Dayma says, “Crayon is an A.I. model that was trained by looking at a lot of images on the internet. Basically it learns the concept associated with each image. When the A.I. saw images of the Eiffel Tower from a lot of angles, the model learned what is the Eiffel Tower. The model saw images of the beach, different angles, different times of the day, different place – the model learns the concept of a beach. When you ask for the ‘Eiffel Tower on the beach’ the model tries to put together the two based on the learnings.” You can find out more about Craiyon and its tech here on GitHub and also here on Weights & Biases.

Even with this limitation, the results have oftentimes been strokes of genius. Dayma can only look on with amazement at where Craiyon and its users have taken things. “My most creative prompt was the ‘Eiffel Tower on the moon,’” he told Wired. “Now people do crazy things—and it works.”


Of course, it isn’t only the final product that has brought users to the Craiyon website. It is also the fact that, for now, Dayma does not charge a single penny for the site or the results it brings. But will it change in the near future? It’s possible.

There are more powerful systems out there, like the new DALL-E 2 or even another alternative AI image generator such as Midjourney, and these too are both free websites.

Dayma believes that even more will be coming, as sites like Craiyon become more and more popular.“You know, it’s coming,” Dayma told WIRED before the new name came into effect. “But I hope DALL-E Mini [now Craiyon] brings awareness to people that when they see an image, they should know that it isn’t necessarily true.”

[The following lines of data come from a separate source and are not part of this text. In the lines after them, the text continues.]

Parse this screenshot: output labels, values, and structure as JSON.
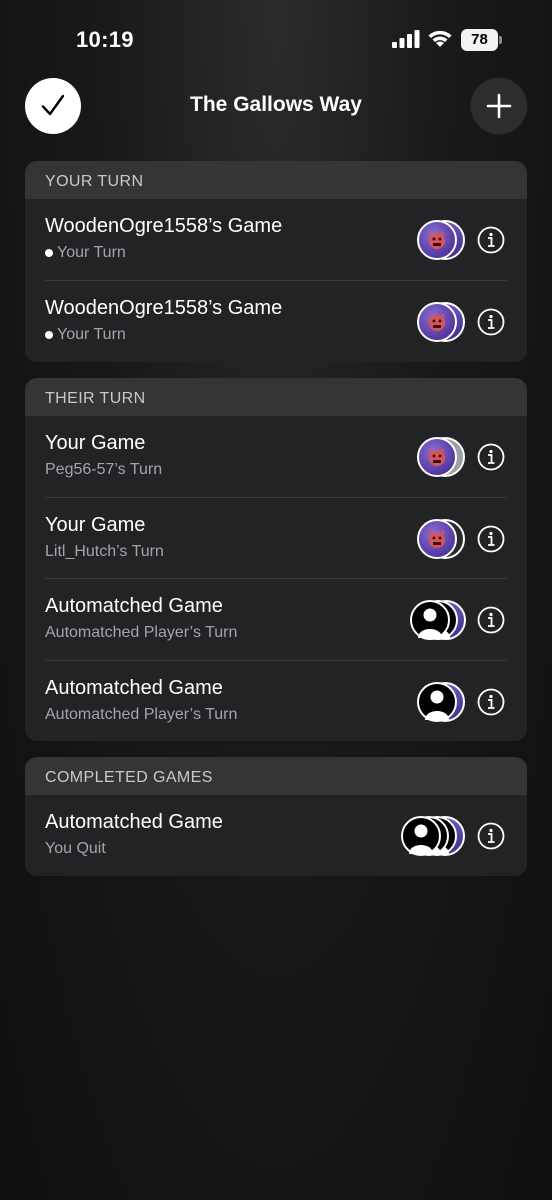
{
  "status_bar": {
    "time": "10:19",
    "battery": "78"
  },
  "nav": {
    "title": "The Gallows Way",
    "done_icon": "checkmark-icon",
    "add_icon": "plus-icon"
  },
  "sections": {
    "your_turn": {
      "header": "YOUR TURN",
      "rows": [
        {
          "title": "WoodenOgre1558’s Game",
          "subtitle": "Your Turn"
        },
        {
          "title": "WoodenOgre1558’s Game",
          "subtitle": "Your Turn"
        }
      ]
    },
    "their_turn": {
      "header": "THEIR TURN",
      "rows": [
        {
          "title": "Your Game",
          "subtitle": "Peg56-57’s Turn"
        },
        {
          "title": "Your Game",
          "subtitle": "Litl_Hutch’s Turn"
        },
        {
          "title": "Automatched Game",
          "subtitle": "Automatched Player’s Turn"
        },
        {
          "title": "Automatched Game",
          "subtitle": "Automatched Player’s Turn"
        }
      ]
    },
    "completed": {
      "header": "COMPLETED GAMES",
      "rows": [
        {
          "title": "Automatched Game",
          "subtitle": "You Quit"
        }
      ]
    }
  },
  "colors": {
    "background": "#121314",
    "section_bg": "#222325",
    "section_header_bg": "#343537",
    "avatar_purple": "#6a4fb8"
  }
}
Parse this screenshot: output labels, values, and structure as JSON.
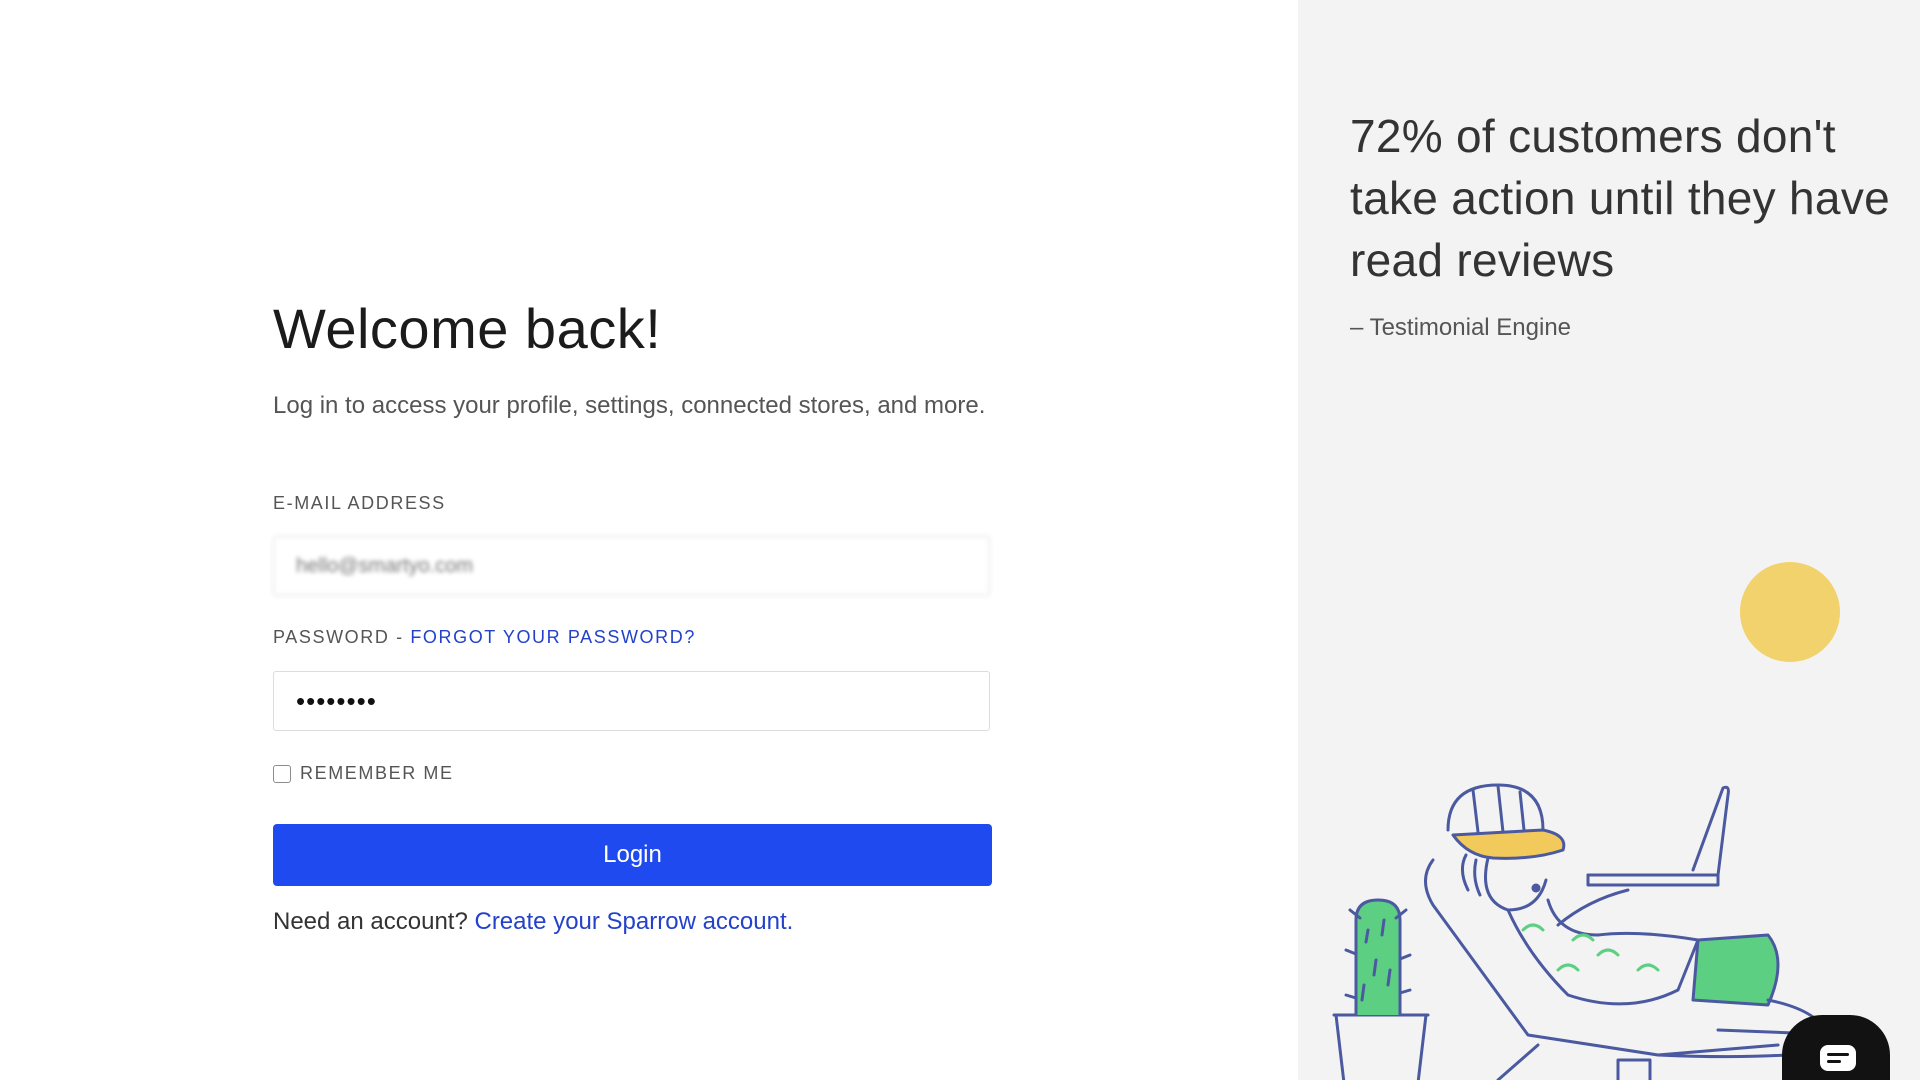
{
  "login": {
    "title": "Welcome back!",
    "subtitle": "Log in to access your profile, settings, connected stores, and more.",
    "email_label": "E-MAIL ADDRESS",
    "email_value": "hello@smartyo.com",
    "password_label": "PASSWORD",
    "password_separator": "-",
    "forgot_password_link": "FORGOT YOUR PASSWORD?",
    "password_value": "••••••••",
    "remember_me_label": "REMEMBER ME",
    "remember_me_checked": false,
    "login_button": "Login",
    "signup_prompt": "Need an account?",
    "signup_link": "Create your Sparrow account."
  },
  "testimonial": {
    "quote": "72% of customers don't take action until they have read reviews",
    "source": "– Testimonial Engine"
  },
  "colors": {
    "accent": "#1f4aef",
    "link": "#2342c9",
    "right_panel_bg": "#f3f3f3",
    "sun": "#f2d26c",
    "cactus": "#5ccf82",
    "shorts": "#5ccf82",
    "cap_brim": "#f2c95b",
    "line_art": "#4b5aa0",
    "chat_button": "#121212"
  },
  "icons": {
    "chat_widget": "chat-bubble-icon",
    "illustration": "man-relaxing-with-laptop-illustration"
  }
}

While on the surface Craiyon looks to be a simple meme-making, fun website, there is more to it. Machine learning is the future, or even the present, so to speak, but can have a large impact on things including the field of science and medicine to entertainment and art.

Machine learning has already made a huge impact as it has helped answer some of science’s biggest questions, such as molecular biology’s “protein-folding problem.”

Not only has machine learning helped with science, but it has also lent a helping hand with saving forests, predicting the weather, and in the medical field, it has helped identify and treat hospital patients. We are just scratching the surface as to what benefits machine learning can give us; Craiyon’s meme-maker is just one fun part of it.